> _Task description_
Go through the data and copy every line exactly, but not the images.
○ ○ ○ ○ ○
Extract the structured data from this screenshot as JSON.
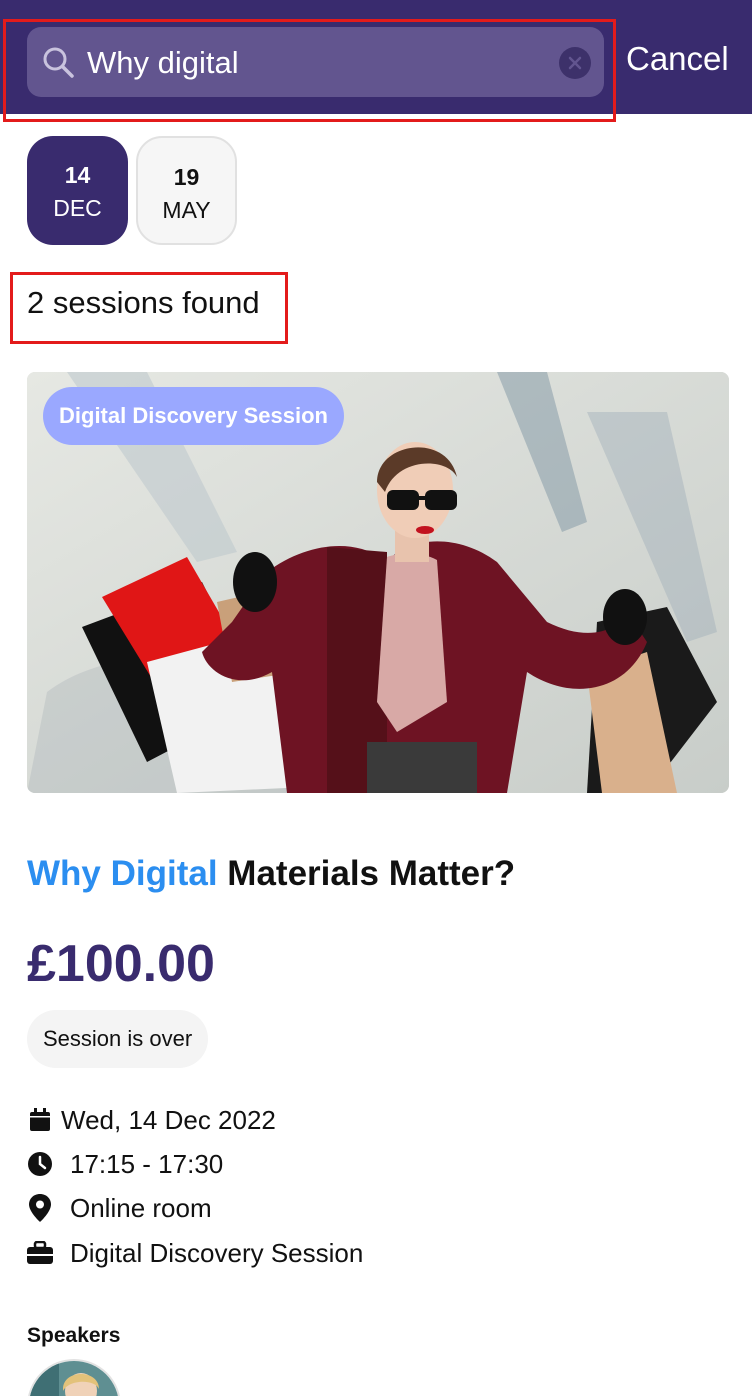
{
  "search": {
    "value": "Why digital",
    "cancel_label": "Cancel"
  },
  "dates": [
    {
      "day": "14",
      "month": "DEC",
      "selected": true
    },
    {
      "day": "19",
      "month": "MAY",
      "selected": false
    }
  ],
  "results": {
    "count_text": "2 sessions found"
  },
  "session": {
    "tag": "Digital Discovery Session",
    "title_highlight": "Why Digital",
    "title_rest": " Materials Matter?",
    "price": "£100.00",
    "status": "Session is over",
    "date": "Wed, 14 Dec 2022",
    "time": "17:15 - 17:30",
    "location": "Online room",
    "track": "Digital Discovery Session",
    "speakers_label": "Speakers"
  },
  "colors": {
    "header_bg": "#392b6e",
    "search_bg": "#62558f",
    "highlight": "#2b8ef0",
    "tag_bg": "#9aa8ff",
    "annotation": "#e31b1b"
  },
  "icons": [
    "search-icon",
    "clear-icon",
    "calendar-icon",
    "clock-icon",
    "location-pin-icon",
    "briefcase-icon"
  ]
}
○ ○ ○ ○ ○
> _Answer to this exercise_
Extract the structured data from this screenshot as JSON.
{
  "search": {
    "value": "Why digital",
    "cancel_label": "Cancel"
  },
  "dates": [
    {
      "day": "14",
      "month": "DEC",
      "selected": true
    },
    {
      "day": "19",
      "month": "MAY",
      "selected": false
    }
  ],
  "results": {
    "count_text": "2 sessions found"
  },
  "session": {
    "tag": "Digital Discovery Session",
    "title_highlight": "Why Digital",
    "title_rest": " Materials Matter?",
    "price": "£100.00",
    "status": "Session is over",
    "date": "Wed, 14 Dec 2022",
    "time": "17:15 - 17:30",
    "location": "Online room",
    "track": "Digital Discovery Session",
    "speakers_label": "Speakers"
  },
  "colors": {
    "header_bg": "#392b6e",
    "search_bg": "#62558f",
    "highlight": "#2b8ef0",
    "tag_bg": "#9aa8ff",
    "annotation": "#e31b1b"
  },
  "icons": [
    "search-icon",
    "clear-icon",
    "calendar-icon",
    "clock-icon",
    "location-pin-icon",
    "briefcase-icon"
  ]
}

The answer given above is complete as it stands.